++++ Data section

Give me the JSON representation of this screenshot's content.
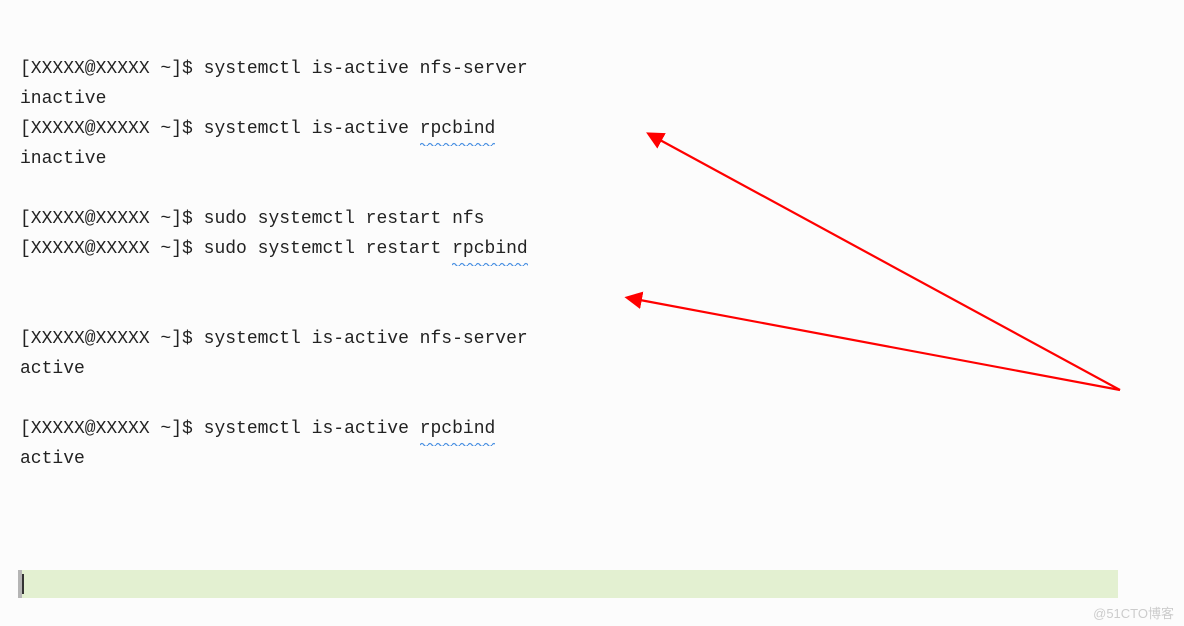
{
  "prompt": "[XXXXX@XXXXX ~]$ ",
  "lines": {
    "l1a": "systemctl is-active nfs-server",
    "l1b": "inactive",
    "l2a": "systemctl is-active ",
    "l2a_sq": "rpcbind",
    "l2b": "inactive",
    "l3a": "sudo systemctl restart nfs",
    "l4a": "sudo systemctl restart ",
    "l4a_sq": "rpcbind",
    "l5a": "systemctl is-active nfs-server",
    "l5b": "active",
    "l6a": "systemctl is-active ",
    "l6a_sq": "rpcbind",
    "l6b": "active"
  },
  "watermark": "@51CTO博客",
  "arrow_color": "#ff0000"
}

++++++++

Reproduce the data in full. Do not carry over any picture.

- **Your solution**
Give me the JSON representation of this screenshot's content.
{
  "prompt": "[XXXXX@XXXXX ~]$ ",
  "lines": {
    "l1a": "systemctl is-active nfs-server",
    "l1b": "inactive",
    "l2a": "systemctl is-active ",
    "l2a_sq": "rpcbind",
    "l2b": "inactive",
    "l3a": "sudo systemctl restart nfs",
    "l4a": "sudo systemctl restart ",
    "l4a_sq": "rpcbind",
    "l5a": "systemctl is-active nfs-server",
    "l5b": "active",
    "l6a": "systemctl is-active ",
    "l6a_sq": "rpcbind",
    "l6b": "active"
  },
  "watermark": "@51CTO博客",
  "arrow_color": "#ff0000"
}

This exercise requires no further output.